March 21: U.S. FMCSA to End MC Numbers, Overhaul Registration System to Stamp Out Fraud – Overdrive

The U.S. Federal Motor Carrier Safety Administration on March 21 admitted its system for motor carrier, broker and freight forwarder registration and updates has fallen behind and in part enables rampant fraud, while pledging to completely overhaul its verification processes and improve the “customer experience.”

The changes include ending MC numbers and using USDOT numbers as the sole identifier for carriers, brokers, forwarders and others, and also would require some work on the carriers’ part.

Much of the details of the change await finalization, and many will have to wait for a full rulemaking process to take place through publications in the Federal Register, where industry stakeholders can comment. Furthermore, FMCSA plans to hold an “industry stakeholder day” on May 29 to communicate the changes and gather feedback.

The changes are aimed mostly at security and fraud prevention.

March 29: U.S. EPA Announces New Strict Emissions Rule for Heavy Trucks – Commercial Carrier Journal

The U.S. Environmental Protection Agency on March 29 set strict emissions standards for heavy-duty trucks covering model years 2027 through 2032.

The new rules are somewhat more strict than those proposed last year. For example, motor carriers will have more time (2027-2030) to build out a zero-emissions infrastructure, but the flip-side is stronger emissions limits in 2031 and 2032. Under the final rule, roughly 30% of heavy-heavy-duty vocational trucks would need to be zero-emission by 2032 and 40% of regional day cabs.

The EPA Phase 3 rule does not specify any particular emissions solution in its rules, maintaining its promise of a “technology-neutral” approach. However, it will be difficult to hit emissions benchmarks without some integration of either hybrid, battery-electric or hydrogen-electric trucks.

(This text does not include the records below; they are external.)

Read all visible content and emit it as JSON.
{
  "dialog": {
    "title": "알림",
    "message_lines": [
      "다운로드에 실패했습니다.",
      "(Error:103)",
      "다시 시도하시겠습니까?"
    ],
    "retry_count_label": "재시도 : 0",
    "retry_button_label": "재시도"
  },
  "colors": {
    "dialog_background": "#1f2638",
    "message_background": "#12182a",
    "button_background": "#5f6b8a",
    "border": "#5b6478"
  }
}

CIFFA Advocacy, Communications, Activities

March 13: CIFFA Writes to Minister of Transport Ahead of Budget 2024

CIFFA wrote this week to Pablo Rodriguez, Canada’s Minister of Transport, to “emphasize the importance to our membership of adequate funding for the new Supply Chain office” in the coming budget.

The letter said, in part:

As you will recall, this new organization was one concrete action by your government in response to the disasters which befell Canada’s supply chain during the Covid pandemic and the floods in British Columbia.

The Budget of 2024 will be the first time your government can equip this Office with the resources it needs to have a positive impact, increasing the security and resiliency of our supply chains.

We also recognize that the government is consulting on the development of the National Transportation Supply Chain Strategy and opportunities for collaborative action, and we look forward to seeing the strategy outlined and in place, with concrete deliverables.

March 18: Executive Director’s Statement – Milton Logistics Hub: Oversight or Roadblock?

The year has started with a very upsetting development affecting supply chain fluidity. On March 1, the Federal Court of Canada ruled that it was blocking approval of the CN Logistics Hub planned for Milton, Ontario. Proposed in 2015, the $250-million investment would handle four trains a day, transferring cargo to approximately 800 trucks into or out of the rail yard.

The Federal Court’s decision is especially frustrating because the project had passed through a multi-year environmental assessment as requested by the Minister of Environment and Climate Change Canada. The Minister established 325 legally binding conditions, to protect the environment and human health, which would make this the most stringently regulated hub in North America, all of which were satisfied by CN.

After the licence was issued by the federal government, opponents sued to stop the project and the Federal Court did so, ruling that the assessment was flawed and failed to consider potential health risks relating to air pollution from the diesel fumes. Thankfully, CN has pledged to continue its attempts to develop the Hub.